- [EXTRACTED INFORMATION]:
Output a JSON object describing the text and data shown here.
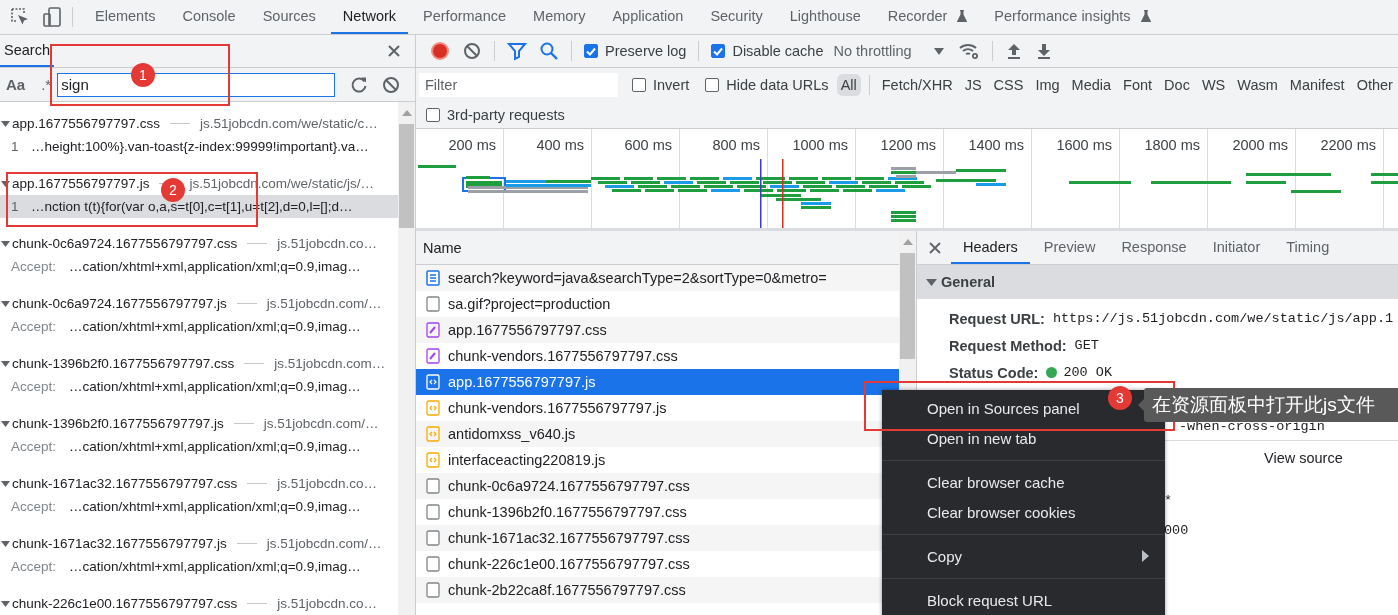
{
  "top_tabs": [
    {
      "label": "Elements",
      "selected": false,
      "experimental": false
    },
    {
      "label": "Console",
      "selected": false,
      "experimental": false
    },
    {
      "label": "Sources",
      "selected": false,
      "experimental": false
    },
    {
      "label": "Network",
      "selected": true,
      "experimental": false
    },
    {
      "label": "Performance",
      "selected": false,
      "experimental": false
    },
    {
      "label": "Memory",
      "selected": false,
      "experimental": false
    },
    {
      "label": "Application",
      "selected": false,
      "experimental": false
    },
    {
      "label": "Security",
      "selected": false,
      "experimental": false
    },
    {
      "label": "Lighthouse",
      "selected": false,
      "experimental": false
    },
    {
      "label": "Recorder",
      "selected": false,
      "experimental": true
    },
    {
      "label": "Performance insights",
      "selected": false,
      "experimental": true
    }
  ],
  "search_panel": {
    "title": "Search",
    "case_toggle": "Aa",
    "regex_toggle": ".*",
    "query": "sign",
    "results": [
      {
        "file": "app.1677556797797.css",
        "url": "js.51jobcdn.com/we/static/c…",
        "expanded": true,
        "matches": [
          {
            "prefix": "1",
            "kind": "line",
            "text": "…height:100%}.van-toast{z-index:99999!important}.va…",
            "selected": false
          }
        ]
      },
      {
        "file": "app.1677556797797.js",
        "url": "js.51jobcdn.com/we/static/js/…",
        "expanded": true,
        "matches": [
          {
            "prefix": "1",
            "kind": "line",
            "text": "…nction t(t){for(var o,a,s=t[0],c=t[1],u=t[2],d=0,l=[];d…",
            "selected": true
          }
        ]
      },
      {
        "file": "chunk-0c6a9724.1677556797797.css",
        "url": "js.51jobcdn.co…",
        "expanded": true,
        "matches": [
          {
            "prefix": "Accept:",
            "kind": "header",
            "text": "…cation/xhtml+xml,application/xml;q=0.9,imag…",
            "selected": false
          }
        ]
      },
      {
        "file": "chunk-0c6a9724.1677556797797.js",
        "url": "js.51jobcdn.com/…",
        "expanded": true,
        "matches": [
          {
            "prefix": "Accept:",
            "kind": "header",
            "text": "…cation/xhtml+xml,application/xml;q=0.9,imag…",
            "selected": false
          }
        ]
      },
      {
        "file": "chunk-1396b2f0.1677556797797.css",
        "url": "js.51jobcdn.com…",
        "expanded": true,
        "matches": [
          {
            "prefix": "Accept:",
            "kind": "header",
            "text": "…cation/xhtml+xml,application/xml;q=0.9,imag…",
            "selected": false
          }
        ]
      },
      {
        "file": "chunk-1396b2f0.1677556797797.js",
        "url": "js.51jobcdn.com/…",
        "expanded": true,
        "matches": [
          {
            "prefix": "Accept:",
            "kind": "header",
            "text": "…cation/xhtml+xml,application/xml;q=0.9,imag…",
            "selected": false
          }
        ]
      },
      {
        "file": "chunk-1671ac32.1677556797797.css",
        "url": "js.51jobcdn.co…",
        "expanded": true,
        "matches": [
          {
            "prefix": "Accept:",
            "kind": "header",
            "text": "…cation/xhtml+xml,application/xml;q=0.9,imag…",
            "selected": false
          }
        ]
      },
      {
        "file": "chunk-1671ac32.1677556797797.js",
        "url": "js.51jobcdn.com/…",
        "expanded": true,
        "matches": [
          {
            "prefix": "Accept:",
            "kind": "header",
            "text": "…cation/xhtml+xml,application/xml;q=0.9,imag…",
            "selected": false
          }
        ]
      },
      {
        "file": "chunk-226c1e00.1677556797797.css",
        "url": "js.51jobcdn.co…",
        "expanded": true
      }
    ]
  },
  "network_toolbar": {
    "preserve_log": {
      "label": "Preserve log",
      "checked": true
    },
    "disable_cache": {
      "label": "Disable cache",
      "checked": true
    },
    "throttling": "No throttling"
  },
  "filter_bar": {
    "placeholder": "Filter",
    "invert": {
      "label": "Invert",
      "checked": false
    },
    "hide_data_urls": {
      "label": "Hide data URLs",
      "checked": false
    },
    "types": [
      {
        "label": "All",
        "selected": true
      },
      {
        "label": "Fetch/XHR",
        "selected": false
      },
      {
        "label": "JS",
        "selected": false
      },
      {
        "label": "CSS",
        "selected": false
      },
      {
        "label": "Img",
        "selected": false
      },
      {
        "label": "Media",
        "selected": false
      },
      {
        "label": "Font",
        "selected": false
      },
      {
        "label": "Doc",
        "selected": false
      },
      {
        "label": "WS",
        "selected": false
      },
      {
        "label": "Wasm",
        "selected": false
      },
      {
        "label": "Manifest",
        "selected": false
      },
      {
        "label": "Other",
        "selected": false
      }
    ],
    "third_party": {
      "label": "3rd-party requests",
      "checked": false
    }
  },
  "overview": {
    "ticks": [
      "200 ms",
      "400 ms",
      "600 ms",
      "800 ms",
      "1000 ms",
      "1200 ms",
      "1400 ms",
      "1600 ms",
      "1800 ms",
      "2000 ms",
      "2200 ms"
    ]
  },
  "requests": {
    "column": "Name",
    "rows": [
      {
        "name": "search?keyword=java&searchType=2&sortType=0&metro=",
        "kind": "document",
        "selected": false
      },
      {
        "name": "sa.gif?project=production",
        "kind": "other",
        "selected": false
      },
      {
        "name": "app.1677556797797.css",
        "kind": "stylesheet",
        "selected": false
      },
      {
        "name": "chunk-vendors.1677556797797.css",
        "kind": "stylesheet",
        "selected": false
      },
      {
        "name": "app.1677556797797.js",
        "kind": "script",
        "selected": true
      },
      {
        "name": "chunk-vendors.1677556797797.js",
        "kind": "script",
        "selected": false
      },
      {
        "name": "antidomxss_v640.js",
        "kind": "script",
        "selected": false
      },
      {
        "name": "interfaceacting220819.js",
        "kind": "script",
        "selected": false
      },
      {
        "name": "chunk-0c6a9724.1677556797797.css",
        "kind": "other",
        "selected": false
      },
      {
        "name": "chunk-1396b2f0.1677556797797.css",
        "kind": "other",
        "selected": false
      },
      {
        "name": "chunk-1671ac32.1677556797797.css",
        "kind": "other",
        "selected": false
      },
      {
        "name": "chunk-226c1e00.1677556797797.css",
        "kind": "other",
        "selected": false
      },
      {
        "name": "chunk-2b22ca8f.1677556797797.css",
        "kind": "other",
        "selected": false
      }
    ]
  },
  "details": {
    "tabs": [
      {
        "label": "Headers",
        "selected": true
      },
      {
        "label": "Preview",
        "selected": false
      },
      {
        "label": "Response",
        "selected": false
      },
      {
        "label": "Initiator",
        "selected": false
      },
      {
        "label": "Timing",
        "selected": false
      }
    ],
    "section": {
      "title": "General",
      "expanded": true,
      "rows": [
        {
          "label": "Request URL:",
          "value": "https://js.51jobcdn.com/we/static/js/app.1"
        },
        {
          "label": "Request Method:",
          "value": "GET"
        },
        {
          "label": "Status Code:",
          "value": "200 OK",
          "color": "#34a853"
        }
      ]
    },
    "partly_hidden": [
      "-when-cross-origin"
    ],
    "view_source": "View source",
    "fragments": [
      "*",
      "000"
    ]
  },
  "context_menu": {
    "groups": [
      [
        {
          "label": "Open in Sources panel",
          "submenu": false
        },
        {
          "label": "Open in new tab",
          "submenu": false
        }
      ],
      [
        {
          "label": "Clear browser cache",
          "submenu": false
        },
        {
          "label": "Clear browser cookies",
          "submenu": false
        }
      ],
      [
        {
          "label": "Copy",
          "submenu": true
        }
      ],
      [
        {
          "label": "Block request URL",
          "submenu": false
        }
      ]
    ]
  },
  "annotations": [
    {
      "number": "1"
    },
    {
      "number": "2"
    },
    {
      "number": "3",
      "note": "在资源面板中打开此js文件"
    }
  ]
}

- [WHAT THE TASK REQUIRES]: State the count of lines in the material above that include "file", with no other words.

- [TASK ANSWER]: 9